    23. 12th grade Financial Aid Timeline By PLP in October: Calculate EFC Financial safety and schools with good merit aid/meet 100% of need on school list Check financial aid deadlines October-December: Do the FAFSA forecaster http://www.fafsa4caster.ed.gov/ You can transfer info later to the FAFSA Apply for scholarships By December: Cal Grant verification form (done in Connections class) In January: File 2011 taxes Apply for FAFSA early: first come first served, deadline is March 1st for CA FAFSA Night at Summit: January 10th File PROFILE for select private schools: don’t forget this!! February-April: Apply for scholarships Once you file taxes, correct the FAFSA Check emails! Follow up on issues with FAFSA, PROFILE, etc.

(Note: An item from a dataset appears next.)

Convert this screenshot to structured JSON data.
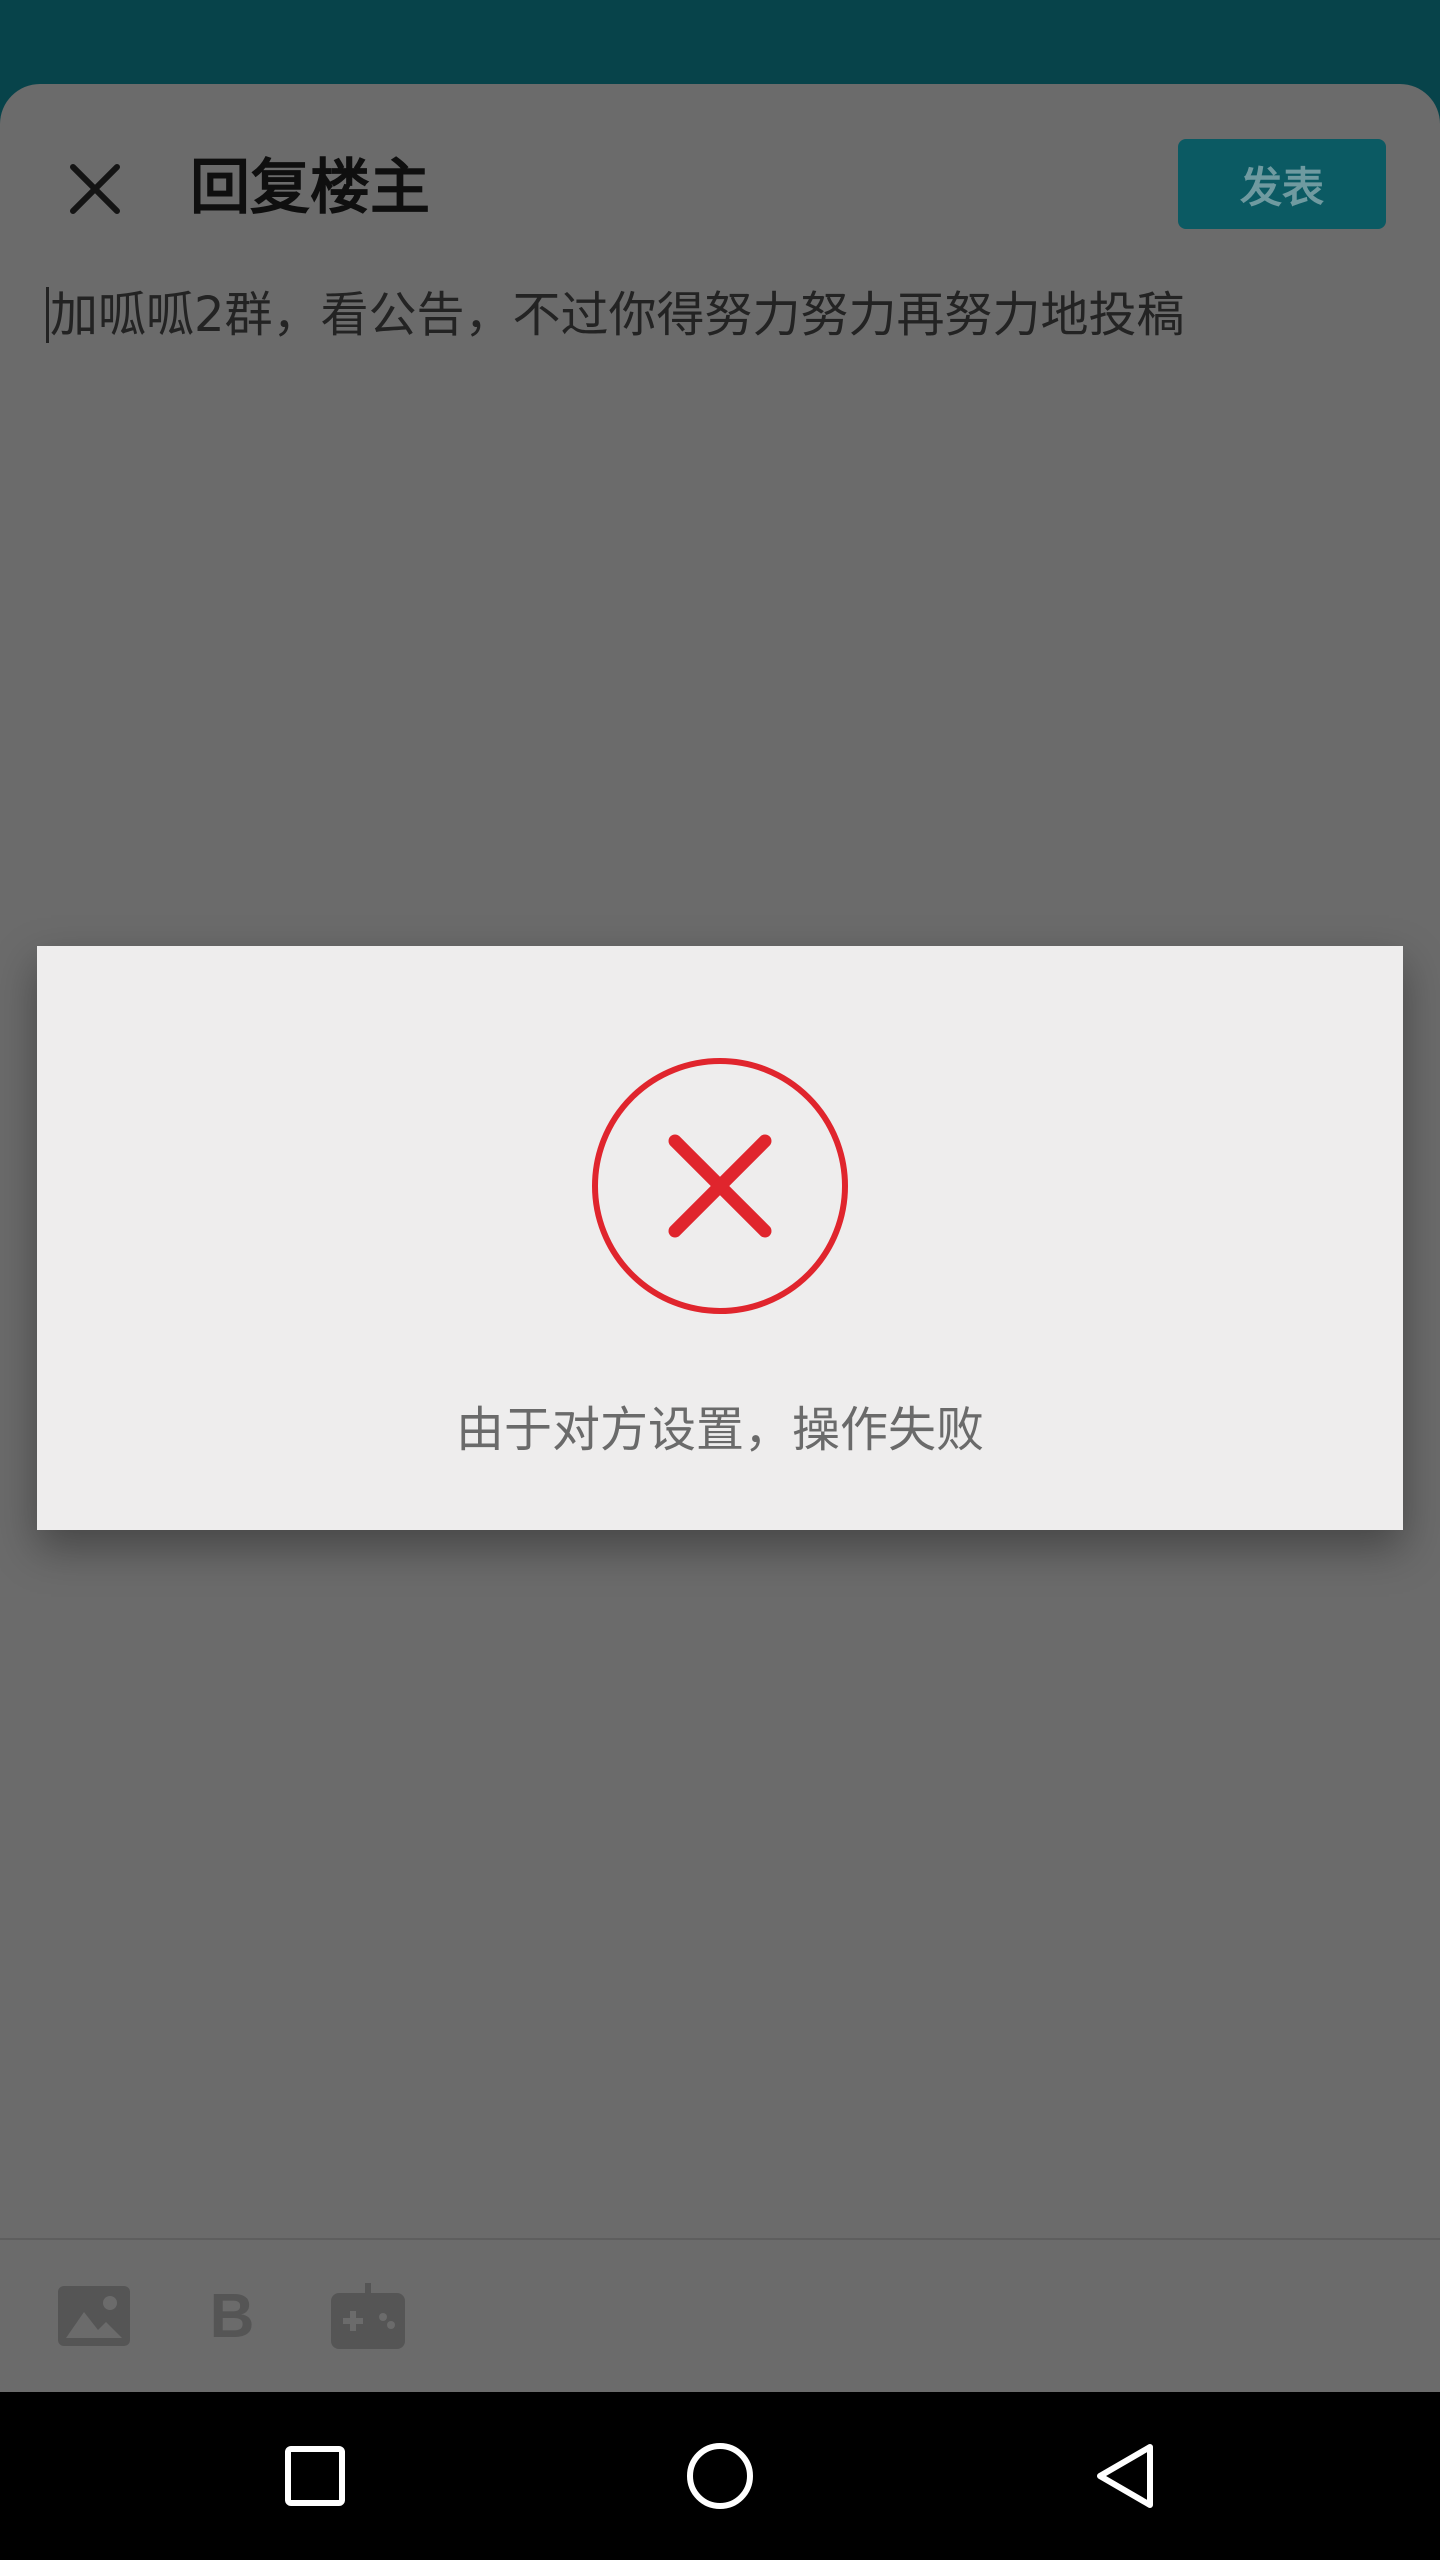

Mid April to May 1st: Accept and negotiate financial aid offers

    24. Sample Financial aid Award: Pacific University We are pleased to offer you the following financial aid to help fund your education at Pacific University in 2011-2012. Fall Spring TOTAL • Pacesetter Excellence Award $16,425.00 $16,425.00 $32,850.00 • Federal Pell Grant $2,775.00 $2,775.00 $5,550.00 • Federal Direct Subsidized Loan $1,750.00 $1,750.00 $3,500.00 • Federal Direct Unsubsidized Loan $1,000.00 $1,000.00 $2,000.00 Total award $21,950.00 $21,950.00 $43,900.00 Cost of Attendance: 45, 410 (tuition, fees, room and board, supplies, books, transportation, personal expenses) Gap: 1510

    25. Sample Financial Aid Award: Boston University STUDENT ID: U23-04-7266 Fall Spring (Check One): Total (2010-2011) Boston University Grant 13,250 13,250 26,500 Academic Competitiveness Grant 375 375 750 Federal SEOG 1,250 1,250 2,500 Federal Perkins Loan 1,500 1,500 3,000 Federal Pell Grant 2,600 2,600 5,200 Total Gift Aid: 18,975 18,975 37,950 Other Awards: Federal Direct Unsub Loan-Additional 1,000 1,000 2,000 Federal Direct Subsidized Loan 1,750 1,750 3,500 Your total financial aid award for this year: $ 43,450 Total Cost of Attendance: 54,900 Gap: 11, 450

    26. Sample Financial Aid Award: UC Irvine Federal Subsidized Loan: $3500 Federal Unsubsidized Loan: $200 Federal Direct PLUS Loan: $400 Hawk (UC Irvine) Loan: $1500 Cal Grant A: $11, 124 Federal Pell Grant: $5500 SEOG Grant: $300 Work Study: $1500 Cost of Attendance: $28,357 Total aid offered: $28,357 Gap=$0

    27. Resources • Finaid.com • Naviance • College handbook: on the Summit web site under parent toolkit, then college, then financial aid.

    28. Final tips • Meet financial aid deadlines for schools • Check each school for financial aid requirements • In 12th grade, file taxes early and file FAFSA and PROFILE early • Apply for financial aid every year your child is in school: things change! • If you think you just might need money, fill out forms. • FAFSA is used for state and school based grants. • Circumstances might change • Have a family conversation about financial aid • Focus on YOUR price, not the sticker price.